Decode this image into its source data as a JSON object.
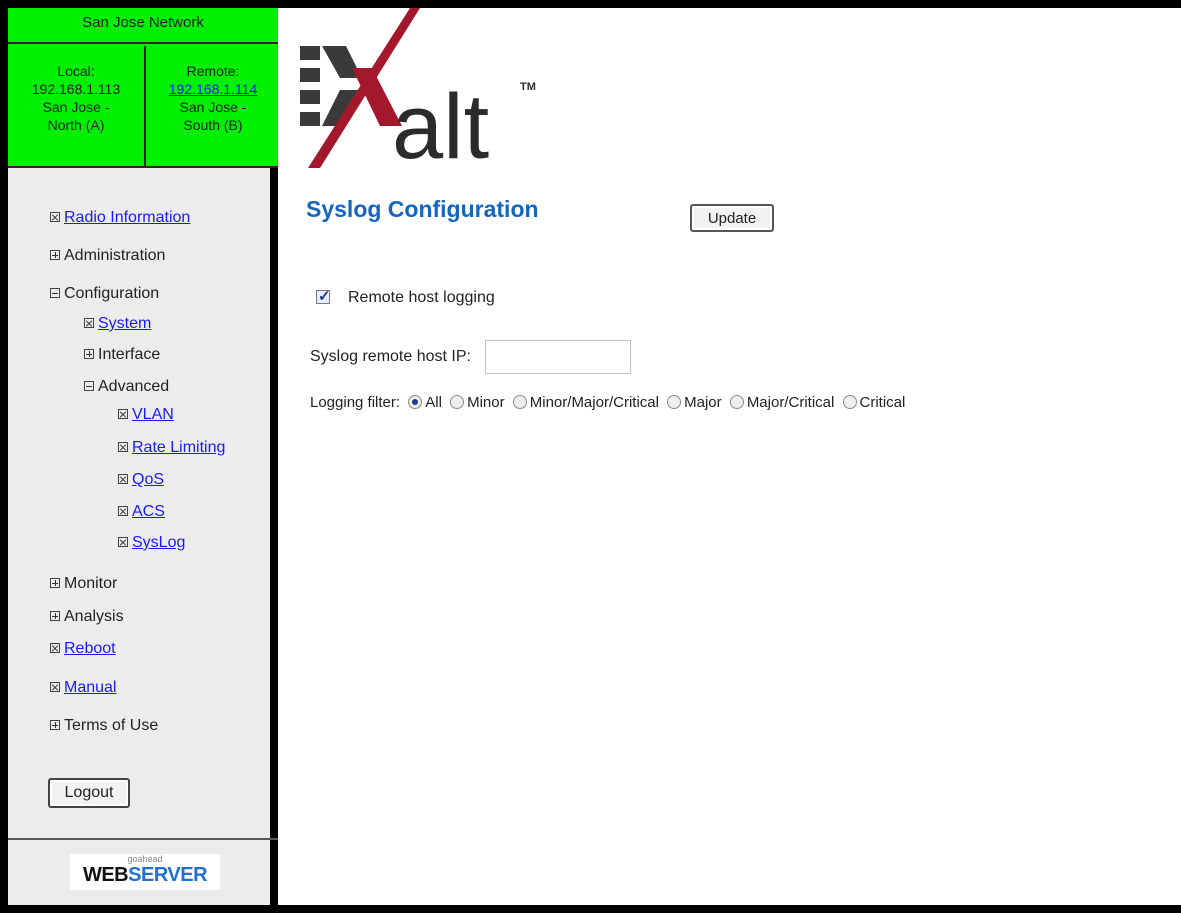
{
  "network": {
    "title": "San Jose Network",
    "local": {
      "label": "Local:",
      "ip": "192.168.1.113",
      "site_line1": "San Jose -",
      "site_line2": "North (A)"
    },
    "remote": {
      "label": "Remote:",
      "ip": "192.168.1.114",
      "site_line1": "San Jose -",
      "site_line2": "South (B)"
    },
    "color": "#00f000"
  },
  "menu": {
    "radio_information": "Radio Information",
    "administration": "Administration",
    "configuration": "Configuration",
    "system": "System",
    "interface": "Interface",
    "advanced": "Advanced",
    "vlan": "VLAN",
    "rate_limiting": "Rate Limiting",
    "qos": "QoS",
    "acs": "ACS",
    "syslog": "SysLog",
    "monitor": "Monitor",
    "analysis": "Analysis",
    "reboot": "Reboot",
    "manual": "Manual",
    "terms_of_use": "Terms of Use",
    "logout": "Logout"
  },
  "footer": {
    "small": "goahead",
    "web": "WEB",
    "server": "SERVER"
  },
  "logo": {
    "text": "alt",
    "tm": "TM",
    "color_bar": "#3a3a3a",
    "color_x": "#a3182b"
  },
  "page": {
    "title": "Syslog Configuration",
    "update_button": "Update",
    "remote_host_logging": {
      "label": "Remote host logging",
      "checked": true
    },
    "host_ip": {
      "label": "Syslog remote host IP:",
      "value": ""
    },
    "logging_filter": {
      "label": "Logging filter:",
      "options": [
        "All",
        "Minor",
        "Minor/Major/Critical",
        "Major",
        "Major/Critical",
        "Critical"
      ],
      "selected": "All"
    },
    "title_color": "#1565c0"
  }
}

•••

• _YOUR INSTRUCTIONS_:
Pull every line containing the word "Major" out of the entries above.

• _THE COMPLETED TASK_:
        "Minor/Major/Critical",
        "Major",
        "Major/Critical",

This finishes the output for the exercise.